= Beginning of Section =

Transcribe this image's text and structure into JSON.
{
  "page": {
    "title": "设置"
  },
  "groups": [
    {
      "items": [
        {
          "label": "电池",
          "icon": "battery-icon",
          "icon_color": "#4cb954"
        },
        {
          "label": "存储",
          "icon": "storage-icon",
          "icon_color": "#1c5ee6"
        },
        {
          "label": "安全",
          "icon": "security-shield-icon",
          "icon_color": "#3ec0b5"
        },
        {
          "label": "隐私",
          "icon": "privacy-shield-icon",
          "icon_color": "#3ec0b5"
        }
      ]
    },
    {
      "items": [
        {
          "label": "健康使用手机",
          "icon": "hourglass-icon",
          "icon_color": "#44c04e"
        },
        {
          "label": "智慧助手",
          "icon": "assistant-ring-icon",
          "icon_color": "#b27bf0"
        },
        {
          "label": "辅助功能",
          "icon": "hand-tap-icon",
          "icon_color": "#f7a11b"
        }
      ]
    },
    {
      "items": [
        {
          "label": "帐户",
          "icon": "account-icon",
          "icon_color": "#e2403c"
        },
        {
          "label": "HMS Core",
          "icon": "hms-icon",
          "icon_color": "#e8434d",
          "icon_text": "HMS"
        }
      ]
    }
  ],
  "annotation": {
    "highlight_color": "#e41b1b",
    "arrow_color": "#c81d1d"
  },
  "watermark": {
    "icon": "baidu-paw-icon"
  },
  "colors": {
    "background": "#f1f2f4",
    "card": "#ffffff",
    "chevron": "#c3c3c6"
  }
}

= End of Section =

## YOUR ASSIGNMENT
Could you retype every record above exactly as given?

## RESPONSE FOR THIS EXERCISE
Transcribe this image's text and structure into JSON.
{
  "page": {
    "title": "设置"
  },
  "groups": [
    {
      "items": [
        {
          "label": "电池",
          "icon": "battery-icon",
          "icon_color": "#4cb954"
        },
        {
          "label": "存储",
          "icon": "storage-icon",
          "icon_color": "#1c5ee6"
        },
        {
          "label": "安全",
          "icon": "security-shield-icon",
          "icon_color": "#3ec0b5"
        },
        {
          "label": "隐私",
          "icon": "privacy-shield-icon",
          "icon_color": "#3ec0b5"
        }
      ]
    },
    {
      "items": [
        {
          "label": "健康使用手机",
          "icon": "hourglass-icon",
          "icon_color": "#44c04e"
        },
        {
          "label": "智慧助手",
          "icon": "assistant-ring-icon",
          "icon_color": "#b27bf0"
        },
        {
          "label": "辅助功能",
          "icon": "hand-tap-icon",
          "icon_color": "#f7a11b"
        }
      ]
    },
    {
      "items": [
        {
          "label": "帐户",
          "icon": "account-icon",
          "icon_color": "#e2403c"
        },
        {
          "label": "HMS Core",
          "icon": "hms-icon",
          "icon_color": "#e8434d",
          "icon_text": "HMS"
        }
      ]
    }
  ],
  "annotation": {
    "highlight_color": "#e41b1b",
    "arrow_color": "#c81d1d"
  },
  "watermark": {
    "icon": "baidu-paw-icon"
  },
  "colors": {
    "background": "#f1f2f4",
    "card": "#ffffff",
    "chevron": "#c3c3c6"
  }
}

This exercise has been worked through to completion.